#### Exercise details:
Write out the data that follows. Keep every character unchanged.
[Opening Record set section]
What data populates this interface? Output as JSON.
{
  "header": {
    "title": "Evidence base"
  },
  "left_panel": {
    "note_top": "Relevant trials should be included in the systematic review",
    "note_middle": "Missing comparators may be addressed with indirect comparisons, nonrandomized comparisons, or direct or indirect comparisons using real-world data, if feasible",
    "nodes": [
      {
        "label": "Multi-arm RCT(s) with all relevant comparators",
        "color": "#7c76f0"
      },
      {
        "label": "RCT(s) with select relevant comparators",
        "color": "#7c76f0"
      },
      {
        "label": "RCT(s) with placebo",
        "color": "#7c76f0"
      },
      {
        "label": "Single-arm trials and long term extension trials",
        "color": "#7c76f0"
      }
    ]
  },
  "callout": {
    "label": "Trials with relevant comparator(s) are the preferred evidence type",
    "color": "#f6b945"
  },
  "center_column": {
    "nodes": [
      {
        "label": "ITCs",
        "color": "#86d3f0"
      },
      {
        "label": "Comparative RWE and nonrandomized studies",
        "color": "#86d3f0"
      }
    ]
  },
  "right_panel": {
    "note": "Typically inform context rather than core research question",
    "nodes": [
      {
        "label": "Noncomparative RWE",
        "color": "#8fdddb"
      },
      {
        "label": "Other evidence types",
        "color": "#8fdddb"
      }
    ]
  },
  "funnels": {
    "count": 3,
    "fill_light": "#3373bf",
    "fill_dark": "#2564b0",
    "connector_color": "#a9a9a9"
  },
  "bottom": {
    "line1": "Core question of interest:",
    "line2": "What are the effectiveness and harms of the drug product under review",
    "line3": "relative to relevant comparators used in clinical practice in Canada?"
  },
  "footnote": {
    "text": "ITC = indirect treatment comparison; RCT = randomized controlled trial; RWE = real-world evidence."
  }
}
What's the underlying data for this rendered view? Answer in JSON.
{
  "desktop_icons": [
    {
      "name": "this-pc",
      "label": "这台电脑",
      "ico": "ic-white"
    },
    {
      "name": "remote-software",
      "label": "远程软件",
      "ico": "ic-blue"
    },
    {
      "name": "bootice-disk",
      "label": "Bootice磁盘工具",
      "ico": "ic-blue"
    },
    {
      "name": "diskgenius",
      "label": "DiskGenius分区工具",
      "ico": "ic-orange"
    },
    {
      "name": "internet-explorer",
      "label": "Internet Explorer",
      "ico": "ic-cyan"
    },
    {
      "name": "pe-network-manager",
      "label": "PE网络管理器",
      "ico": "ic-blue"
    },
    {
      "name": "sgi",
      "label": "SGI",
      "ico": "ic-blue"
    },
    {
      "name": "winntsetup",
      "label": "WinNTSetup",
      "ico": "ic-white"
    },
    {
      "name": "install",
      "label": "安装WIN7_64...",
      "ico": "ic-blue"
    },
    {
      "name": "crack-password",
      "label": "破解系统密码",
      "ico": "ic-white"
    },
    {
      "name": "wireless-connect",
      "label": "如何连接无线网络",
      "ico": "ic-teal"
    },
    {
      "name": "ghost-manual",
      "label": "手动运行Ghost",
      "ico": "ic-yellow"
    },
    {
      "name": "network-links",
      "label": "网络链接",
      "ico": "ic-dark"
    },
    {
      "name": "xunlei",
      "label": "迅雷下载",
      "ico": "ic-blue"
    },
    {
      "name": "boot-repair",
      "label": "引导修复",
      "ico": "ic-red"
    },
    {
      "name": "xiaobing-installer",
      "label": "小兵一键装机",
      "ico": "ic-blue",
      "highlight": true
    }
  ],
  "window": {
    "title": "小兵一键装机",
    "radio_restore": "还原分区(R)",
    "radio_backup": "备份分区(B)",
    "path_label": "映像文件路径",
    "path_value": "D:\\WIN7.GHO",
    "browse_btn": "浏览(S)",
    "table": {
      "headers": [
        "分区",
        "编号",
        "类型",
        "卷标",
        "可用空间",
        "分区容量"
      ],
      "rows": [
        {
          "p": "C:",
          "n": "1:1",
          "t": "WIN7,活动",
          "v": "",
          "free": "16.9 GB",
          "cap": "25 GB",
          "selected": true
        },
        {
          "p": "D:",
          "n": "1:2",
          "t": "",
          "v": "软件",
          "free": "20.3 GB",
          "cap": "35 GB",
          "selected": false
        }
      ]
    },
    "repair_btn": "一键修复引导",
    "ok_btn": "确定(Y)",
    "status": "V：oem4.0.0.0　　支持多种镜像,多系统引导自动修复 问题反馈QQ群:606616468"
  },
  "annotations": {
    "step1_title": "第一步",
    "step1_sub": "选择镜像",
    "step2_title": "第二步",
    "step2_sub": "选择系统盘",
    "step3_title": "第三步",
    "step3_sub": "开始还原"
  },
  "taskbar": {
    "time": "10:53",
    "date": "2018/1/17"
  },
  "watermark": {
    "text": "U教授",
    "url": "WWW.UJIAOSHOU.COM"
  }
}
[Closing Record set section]
#### Result of this exercise:
What data populates this interface? Output as JSON.
{
  "header": {
    "title": "Evidence base"
  },
  "left_panel": {
    "note_top": "Relevant trials should be included in the systematic review",
    "note_middle": "Missing comparators may be addressed with indirect comparisons, nonrandomized comparisons, or direct or indirect comparisons using real-world data, if feasible",
    "nodes": [
      {
        "label": "Multi-arm RCT(s) with all relevant comparators",
        "color": "#7c76f0"
      },
      {
        "label": "RCT(s) with select relevant comparators",
        "color": "#7c76f0"
      },
      {
        "label": "RCT(s) with placebo",
        "color": "#7c76f0"
      },
      {
        "label": "Single-arm trials and long term extension trials",
        "color": "#7c76f0"
      }
    ]
  },
  "callout": {
    "label": "Trials with relevant comparator(s) are the preferred evidence type",
    "color": "#f6b945"
  },
  "center_column": {
    "nodes": [
      {
        "label": "ITCs",
        "color": "#86d3f0"
      },
      {
        "label": "Comparative RWE and nonrandomized studies",
        "color": "#86d3f0"
      }
    ]
  },
  "right_panel": {
    "note": "Typically inform context rather than core research question",
    "nodes": [
      {
        "label": "Noncomparative RWE",
        "color": "#8fdddb"
      },
      {
        "label": "Other evidence types",
        "color": "#8fdddb"
      }
    ]
  },
  "funnels": {
    "count": 3,
    "fill_light": "#3373bf",
    "fill_dark": "#2564b0",
    "connector_color": "#a9a9a9"
  },
  "bottom": {
    "line1": "Core question of interest:",
    "line2": "What are the effectiveness and harms of the drug product under review",
    "line3": "relative to relevant comparators used in clinical practice in Canada?"
  },
  "footnote": {
    "text": "ITC = indirect treatment comparison; RCT = randomized controlled trial; RWE = real-world evidence."
  }
}
What's the underlying data for this rendered view? Answer in JSON.
{
  "desktop_icons": [
    {
      "name": "this-pc",
      "label": "这台电脑",
      "ico": "ic-white"
    },
    {
      "name": "remote-software",
      "label": "远程软件",
      "ico": "ic-blue"
    },
    {
      "name": "bootice-disk",
      "label": "Bootice磁盘工具",
      "ico": "ic-blue"
    },
    {
      "name": "diskgenius",
      "label": "DiskGenius分区工具",
      "ico": "ic-orange"
    },
    {
      "name": "internet-explorer",
      "label": "Internet Explorer",
      "ico": "ic-cyan"
    },
    {
      "name": "pe-network-manager",
      "label": "PE网络管理器",
      "ico": "ic-blue"
    },
    {
      "name": "sgi",
      "label": "SGI",
      "ico": "ic-blue"
    },
    {
      "name": "winntsetup",
      "label": "WinNTSetup",
      "ico": "ic-white"
    },
    {
      "name": "install",
      "label": "安装WIN7_64...",
      "ico": "ic-blue"
    },
    {
      "name": "crack-password",
      "label": "破解系统密码",
      "ico": "ic-white"
    },
    {
      "name": "wireless-connect",
      "label": "如何连接无线网络",
      "ico": "ic-teal"
    },
    {
      "name": "ghost-manual",
      "label": "手动运行Ghost",
      "ico": "ic-yellow"
    },
    {
      "name": "network-links",
      "label": "网络链接",
      "ico": "ic-dark"
    },
    {
      "name": "xunlei",
      "label": "迅雷下载",
      "ico": "ic-blue"
    },
    {
      "name": "boot-repair",
      "label": "引导修复",
      "ico": "ic-red"
    },
    {
      "name": "xiaobing-installer",
      "label": "小兵一键装机",
      "ico": "ic-blue",
      "highlight": true
    }
  ],
  "window": {
    "title": "小兵一键装机",
    "radio_restore": "还原分区(R)",
    "radio_backup": "备份分区(B)",
    "path_label": "映像文件路径",
    "path_value": "D:\\WIN7.GHO",
    "browse_btn": "浏览(S)",
    "table": {
      "headers": [
        "分区",
        "编号",
        "类型",
        "卷标",
        "可用空间",
        "分区容量"
      ],
      "rows": [
        {
          "p": "C:",
          "n": "1:1",
          "t": "WIN7,活动",
          "v": "",
          "free": "16.9 GB",
          "cap": "25 GB",
          "selected": true
        },
        {
          "p": "D:",
          "n": "1:2",
          "t": "",
          "v": "软件",
          "free": "20.3 GB",
          "cap": "35 GB",
          "selected": false
        }
      ]
    },
    "repair_btn": "一键修复引导",
    "ok_btn": "确定(Y)",
    "status": "V：oem4.0.0.0　　支持多种镜像,多系统引导自动修复 问题反馈QQ群:606616468"
  },
  "annotations": {
    "step1_title": "第一步",
    "step1_sub": "选择镜像",
    "step2_title": "第二步",
    "step2_sub": "选择系统盘",
    "step3_title": "第三步",
    "step3_sub": "开始还原"
  },
  "taskbar": {
    "time": "10:53",
    "date": "2018/1/17"
  },
  "watermark": {
    "text": "U教授",
    "url": "WWW.UJIAOSHOU.COM"
  }
}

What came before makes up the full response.